“Never go on trips with anyone you do not love.” Ernest Hemingway

Truer words have never been spoken. They’re especially poignant as the trip middle-aged Jacob Will was embarking upon was a solo endeavor. And it would be safe to say, Jacob did not love himself.

This journey was also laced with no small amount of irony as what precipitated it was the suicide of Jacob’s best friend. Just like Hemingway, who he was to encounter later on. While Jacob was not intent on his own suicide, he did have to commit eleven little deaths of his own. What would Ernest have said about that?

There was no way for this Will, until…

In the absence of a legal will, how are the last requests of the deceased to be addressed?

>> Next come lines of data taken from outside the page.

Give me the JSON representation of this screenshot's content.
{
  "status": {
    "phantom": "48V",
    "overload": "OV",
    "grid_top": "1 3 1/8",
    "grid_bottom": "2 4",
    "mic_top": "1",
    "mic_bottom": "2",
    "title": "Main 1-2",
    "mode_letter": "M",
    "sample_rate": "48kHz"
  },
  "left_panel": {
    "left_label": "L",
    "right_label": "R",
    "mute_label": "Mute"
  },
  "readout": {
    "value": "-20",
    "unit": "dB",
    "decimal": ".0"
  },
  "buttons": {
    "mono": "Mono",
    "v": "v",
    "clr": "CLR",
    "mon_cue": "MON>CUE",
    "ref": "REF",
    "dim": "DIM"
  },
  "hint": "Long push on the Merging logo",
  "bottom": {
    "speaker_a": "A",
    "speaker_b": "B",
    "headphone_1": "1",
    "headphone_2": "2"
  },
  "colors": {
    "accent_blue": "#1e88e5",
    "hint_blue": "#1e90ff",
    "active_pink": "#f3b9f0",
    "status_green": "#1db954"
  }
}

Would a letter be considered a will? What if that letter requests something so seemingly horrible as to make one question their own life? And what if that letter was written by someone about to take their own life?

That’s what Jacob Will (no pun intended) was faced with when his best friend left a request – that of committing eleven little deaths of his own. On paper, one death should do it, right? Why then eleven? And what was Jacob’s role in unknowingly creating his future?

And, were Jacob to do it, just how would he go about it?

That’s a lot of “ands” and “whats”. And he’s just getting started.



What do you do when you can’t get it done anymore?

For Farry Poland, that was easy – take your own life. For his best friend Jacob Will, that was never a consideration. In fact, not much was ever under consideration for him. But before Farry’s death, he laid in place a plan to be revealed only after his funeral, for Jacob to get his life together. And while the details of this plan were sketchy at best, the outcome was not. What would ensue would change his life forever.